Paul Reading. ABC of Sleep Medicine (ABC Series). BMJ Books (2013)
Newborns typically spend over half of the 24-hour period in a state resembling REM sleep. They have wakeful episodes lasting two or three hours interspersed with similar relatively short sleep periods across the day–night period. In the ﬁrst two years, a prolonged nocturnal sleep usually becomes established, invariably encouraged by parental input, with afternoon naps remaining the norm until around ﬁve years of age.
The commonest pattern through teenage life is for sleep onset to become progressively later. Although lifestyle factors and habits may fuel this tendency, there is also evidence that most teenagers have internal clock mechanisms predisposing them to become ‘night owls’. The most obvious practical consequence of this pattern is extreme difﬁculty arising at a conventional hour for educational purposes.
Beyond adolescence, however, the brain’s internal clock tends to ‘advance’. With each subsequent decade, the natural desire to sleep typically occurs around 30 minutes earlier.
Figure 1.5. The suprachiasmatic nucleus in the hypothalamus is circled with magniﬁcation of the cellular component. This small area of the brain contains around 25 000 neurons but is the ‘master’ timekeeper of all circadian rhythms in the body.
Таблица 1.2. Вопросы для оценки повышенной сонливости.
|Question or probe||Implications for positive answer|
|Are you waking up from naps without realising you had been sleep?||Indicates ‘sleep attacks’; can be seen in any cause of severe excessive sleepiness such as narcolepsy|
|Given the chance, could you nap more than once a day?||Implies excessive sleepiness rather than, for example, simple fatigue|
|Have you fallen asleep in unusual situations, such as in public (e.g. on buses, in shops)?||Implies signiﬁcantly excessive sleepiness|
|Do you regularly fall asleep within a few minutes when a passenger in a car?||May indicate signiﬁcant sleepiness|
|Do you routinely fall asleep when watching ﬁlms on television?||May indicate signiﬁcant sleepiness|
|Have friends or family commented on you dropping off to sleep inappropriately?||Usually implies excessive sleepiness, particularly in some situations where it may not be appreciated by the subject (e.g. Parkinson’s disease or dementia)|
|Are you prone to frequent lapses or ‘automatic’ behaviours (e.g. placing objects in inappropriate places or losing items around the house)?||May imply ‘microsleeps’ or brief periods of inattention as an indication of signiﬁcant sleepiness|
|At times do you ﬁnd it very hard to concentrate or take in new information?||Particularly in those who ﬁght the urge to sleep, it might not be appreciated that impaired vigilance and concentration are early markers of signiﬁcant sleepiness|

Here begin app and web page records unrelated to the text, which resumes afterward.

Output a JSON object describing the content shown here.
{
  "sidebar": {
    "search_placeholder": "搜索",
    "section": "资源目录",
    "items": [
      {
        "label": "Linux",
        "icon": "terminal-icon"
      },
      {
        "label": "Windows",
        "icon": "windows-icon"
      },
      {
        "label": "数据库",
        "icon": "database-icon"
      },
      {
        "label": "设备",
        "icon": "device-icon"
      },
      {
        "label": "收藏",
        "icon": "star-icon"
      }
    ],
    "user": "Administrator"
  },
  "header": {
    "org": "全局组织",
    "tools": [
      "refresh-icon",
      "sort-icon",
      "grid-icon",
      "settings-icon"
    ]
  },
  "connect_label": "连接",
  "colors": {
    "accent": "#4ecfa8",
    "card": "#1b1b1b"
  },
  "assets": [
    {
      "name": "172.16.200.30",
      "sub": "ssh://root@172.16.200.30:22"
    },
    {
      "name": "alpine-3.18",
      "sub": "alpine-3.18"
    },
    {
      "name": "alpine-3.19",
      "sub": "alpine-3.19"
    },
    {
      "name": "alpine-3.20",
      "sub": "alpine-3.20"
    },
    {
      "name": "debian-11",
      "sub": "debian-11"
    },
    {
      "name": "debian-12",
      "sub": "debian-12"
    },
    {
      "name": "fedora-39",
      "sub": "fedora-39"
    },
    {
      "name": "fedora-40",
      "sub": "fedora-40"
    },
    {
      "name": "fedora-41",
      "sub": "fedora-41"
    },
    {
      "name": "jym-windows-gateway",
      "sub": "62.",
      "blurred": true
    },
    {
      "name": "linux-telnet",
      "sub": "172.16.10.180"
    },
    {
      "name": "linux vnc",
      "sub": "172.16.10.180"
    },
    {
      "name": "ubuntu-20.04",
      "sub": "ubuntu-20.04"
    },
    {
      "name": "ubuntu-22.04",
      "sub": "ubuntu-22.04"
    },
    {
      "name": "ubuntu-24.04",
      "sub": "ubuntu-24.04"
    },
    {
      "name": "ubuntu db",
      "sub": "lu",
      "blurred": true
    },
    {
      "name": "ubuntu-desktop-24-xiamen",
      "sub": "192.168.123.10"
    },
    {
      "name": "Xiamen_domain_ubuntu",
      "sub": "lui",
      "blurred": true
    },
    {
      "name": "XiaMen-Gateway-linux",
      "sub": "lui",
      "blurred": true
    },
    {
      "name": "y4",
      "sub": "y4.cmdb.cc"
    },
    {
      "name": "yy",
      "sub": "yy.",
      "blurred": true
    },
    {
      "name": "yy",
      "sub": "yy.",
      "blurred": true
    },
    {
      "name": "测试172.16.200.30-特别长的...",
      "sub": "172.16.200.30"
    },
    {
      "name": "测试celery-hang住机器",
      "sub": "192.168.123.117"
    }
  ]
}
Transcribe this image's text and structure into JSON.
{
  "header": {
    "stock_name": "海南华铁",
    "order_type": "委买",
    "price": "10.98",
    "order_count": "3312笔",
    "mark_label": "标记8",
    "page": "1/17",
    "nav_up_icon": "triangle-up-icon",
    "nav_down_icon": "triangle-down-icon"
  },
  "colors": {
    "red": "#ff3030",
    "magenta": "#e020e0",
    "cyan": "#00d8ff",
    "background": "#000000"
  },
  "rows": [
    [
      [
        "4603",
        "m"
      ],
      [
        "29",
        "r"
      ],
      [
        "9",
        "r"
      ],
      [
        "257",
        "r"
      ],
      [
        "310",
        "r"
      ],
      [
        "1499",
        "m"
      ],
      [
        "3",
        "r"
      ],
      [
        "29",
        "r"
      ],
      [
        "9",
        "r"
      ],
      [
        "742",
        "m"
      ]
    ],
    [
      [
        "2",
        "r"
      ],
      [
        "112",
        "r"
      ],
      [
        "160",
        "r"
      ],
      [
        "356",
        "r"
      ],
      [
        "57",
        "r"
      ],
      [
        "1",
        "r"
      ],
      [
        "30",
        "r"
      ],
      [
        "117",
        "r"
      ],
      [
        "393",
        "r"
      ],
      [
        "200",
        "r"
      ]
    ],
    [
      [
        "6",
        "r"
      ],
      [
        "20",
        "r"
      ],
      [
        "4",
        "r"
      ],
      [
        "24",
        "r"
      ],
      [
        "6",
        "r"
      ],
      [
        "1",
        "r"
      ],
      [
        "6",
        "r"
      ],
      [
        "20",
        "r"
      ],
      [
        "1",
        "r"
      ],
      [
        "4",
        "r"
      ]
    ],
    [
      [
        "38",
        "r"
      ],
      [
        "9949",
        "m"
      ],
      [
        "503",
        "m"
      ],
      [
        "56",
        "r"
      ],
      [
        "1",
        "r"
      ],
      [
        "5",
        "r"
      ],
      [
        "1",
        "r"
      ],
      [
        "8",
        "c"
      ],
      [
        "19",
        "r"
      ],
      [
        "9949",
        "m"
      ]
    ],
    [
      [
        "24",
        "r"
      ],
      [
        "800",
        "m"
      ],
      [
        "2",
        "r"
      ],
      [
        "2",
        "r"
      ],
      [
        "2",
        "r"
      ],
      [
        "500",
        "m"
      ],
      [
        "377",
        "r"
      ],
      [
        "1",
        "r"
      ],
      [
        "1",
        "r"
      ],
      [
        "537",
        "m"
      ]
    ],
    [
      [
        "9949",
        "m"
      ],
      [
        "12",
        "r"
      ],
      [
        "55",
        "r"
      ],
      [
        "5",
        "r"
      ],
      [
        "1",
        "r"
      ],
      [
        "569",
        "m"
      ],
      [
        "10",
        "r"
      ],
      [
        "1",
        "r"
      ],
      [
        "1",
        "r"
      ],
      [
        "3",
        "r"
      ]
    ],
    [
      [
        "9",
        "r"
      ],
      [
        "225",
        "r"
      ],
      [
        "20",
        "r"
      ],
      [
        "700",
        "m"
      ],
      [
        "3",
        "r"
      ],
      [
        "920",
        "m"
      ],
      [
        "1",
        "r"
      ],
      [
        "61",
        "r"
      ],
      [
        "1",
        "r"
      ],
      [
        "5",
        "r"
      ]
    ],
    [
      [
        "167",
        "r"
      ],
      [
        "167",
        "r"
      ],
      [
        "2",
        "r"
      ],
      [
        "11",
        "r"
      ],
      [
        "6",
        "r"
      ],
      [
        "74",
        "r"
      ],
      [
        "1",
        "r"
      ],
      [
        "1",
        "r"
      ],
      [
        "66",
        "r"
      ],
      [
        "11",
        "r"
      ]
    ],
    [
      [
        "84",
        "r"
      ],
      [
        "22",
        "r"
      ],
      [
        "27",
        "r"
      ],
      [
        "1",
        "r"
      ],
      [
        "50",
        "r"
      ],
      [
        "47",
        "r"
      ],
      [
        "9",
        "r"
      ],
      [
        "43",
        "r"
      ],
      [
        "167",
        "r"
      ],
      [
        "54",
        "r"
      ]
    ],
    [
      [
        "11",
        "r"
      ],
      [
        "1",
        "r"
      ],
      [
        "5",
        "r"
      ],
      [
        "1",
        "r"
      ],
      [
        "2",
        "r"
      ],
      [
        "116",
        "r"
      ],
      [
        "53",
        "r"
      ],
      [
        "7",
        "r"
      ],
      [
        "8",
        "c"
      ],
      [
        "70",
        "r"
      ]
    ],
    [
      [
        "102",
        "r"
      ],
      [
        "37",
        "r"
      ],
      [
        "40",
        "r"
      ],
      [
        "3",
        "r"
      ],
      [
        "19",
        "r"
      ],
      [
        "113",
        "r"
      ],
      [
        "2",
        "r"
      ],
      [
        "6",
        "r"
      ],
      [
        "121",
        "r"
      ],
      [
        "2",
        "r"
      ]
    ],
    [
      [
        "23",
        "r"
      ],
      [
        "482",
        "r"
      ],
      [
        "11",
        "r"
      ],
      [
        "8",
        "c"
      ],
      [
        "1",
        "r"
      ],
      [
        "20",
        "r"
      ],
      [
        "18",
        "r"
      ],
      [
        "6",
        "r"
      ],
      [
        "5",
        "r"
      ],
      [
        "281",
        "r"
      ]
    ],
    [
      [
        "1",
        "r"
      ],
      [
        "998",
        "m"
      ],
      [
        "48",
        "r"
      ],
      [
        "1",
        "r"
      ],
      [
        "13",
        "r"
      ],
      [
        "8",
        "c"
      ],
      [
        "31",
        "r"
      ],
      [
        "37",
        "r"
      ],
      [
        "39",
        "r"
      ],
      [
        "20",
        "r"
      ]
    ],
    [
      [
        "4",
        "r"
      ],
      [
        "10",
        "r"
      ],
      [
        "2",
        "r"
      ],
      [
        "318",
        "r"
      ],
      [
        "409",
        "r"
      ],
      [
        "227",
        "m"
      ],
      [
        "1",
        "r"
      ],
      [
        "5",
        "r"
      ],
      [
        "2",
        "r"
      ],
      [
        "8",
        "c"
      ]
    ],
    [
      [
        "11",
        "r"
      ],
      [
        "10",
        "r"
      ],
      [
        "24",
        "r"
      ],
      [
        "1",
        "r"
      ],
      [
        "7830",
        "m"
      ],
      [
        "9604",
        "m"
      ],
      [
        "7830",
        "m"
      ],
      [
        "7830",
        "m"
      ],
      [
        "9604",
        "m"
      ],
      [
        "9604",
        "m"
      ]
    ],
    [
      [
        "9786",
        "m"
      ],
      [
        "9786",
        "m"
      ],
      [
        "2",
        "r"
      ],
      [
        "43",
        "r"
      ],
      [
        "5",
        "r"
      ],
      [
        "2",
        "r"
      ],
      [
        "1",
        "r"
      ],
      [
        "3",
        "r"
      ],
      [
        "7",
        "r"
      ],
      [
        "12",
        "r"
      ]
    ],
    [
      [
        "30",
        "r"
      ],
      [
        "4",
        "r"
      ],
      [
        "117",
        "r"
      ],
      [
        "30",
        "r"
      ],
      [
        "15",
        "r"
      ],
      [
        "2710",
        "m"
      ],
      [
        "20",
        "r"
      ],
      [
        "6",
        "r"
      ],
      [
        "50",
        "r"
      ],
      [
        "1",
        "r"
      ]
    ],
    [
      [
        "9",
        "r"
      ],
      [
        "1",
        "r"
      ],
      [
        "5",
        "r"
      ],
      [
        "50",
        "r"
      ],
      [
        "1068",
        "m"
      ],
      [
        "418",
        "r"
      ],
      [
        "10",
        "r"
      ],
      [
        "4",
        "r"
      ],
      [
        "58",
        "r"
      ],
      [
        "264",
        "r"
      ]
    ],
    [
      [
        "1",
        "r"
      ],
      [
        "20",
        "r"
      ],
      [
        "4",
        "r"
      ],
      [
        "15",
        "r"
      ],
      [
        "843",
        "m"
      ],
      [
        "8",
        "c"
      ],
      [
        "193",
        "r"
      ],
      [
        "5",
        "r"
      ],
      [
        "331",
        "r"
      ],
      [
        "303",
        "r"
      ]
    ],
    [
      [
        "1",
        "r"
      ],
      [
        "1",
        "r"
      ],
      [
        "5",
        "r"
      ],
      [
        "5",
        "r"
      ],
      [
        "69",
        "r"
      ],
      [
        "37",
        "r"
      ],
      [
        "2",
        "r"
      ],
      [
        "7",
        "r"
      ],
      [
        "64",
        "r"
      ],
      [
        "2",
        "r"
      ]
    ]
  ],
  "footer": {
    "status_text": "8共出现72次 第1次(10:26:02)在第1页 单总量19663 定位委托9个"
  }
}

|Do you feel hyperactive at times and unable to focus or attend to a simple task?||Distractibility resembling attention deﬁcit and hyperactivity disorder (ADHD) may reﬂect underlying sleepiness, particularly in children|
The most striking age-related change in sleep patterns relates to a progressive deterioration in sleep consolidation. Several minor arousals, usually later in the night, might be considered normal in early middle-age. In the healthy elderly, frank sleep fragmentation is extremely common. The depth of slow wave sleep (non-REM stages 3 and 4) also reduces dramatically with age, with the earliest changes evident in males as young as 25.
The increased depth of non-REM sleep in younger subjects accounts for the extreme difﬁculty often encountered if children need to be woken from deep sleep in the ﬁrst third of the night. Forced arousals frequently produce apparent confusion or ‘sleep drunkenness’, a phenomenon also frequently observed in sleepdeprived adults.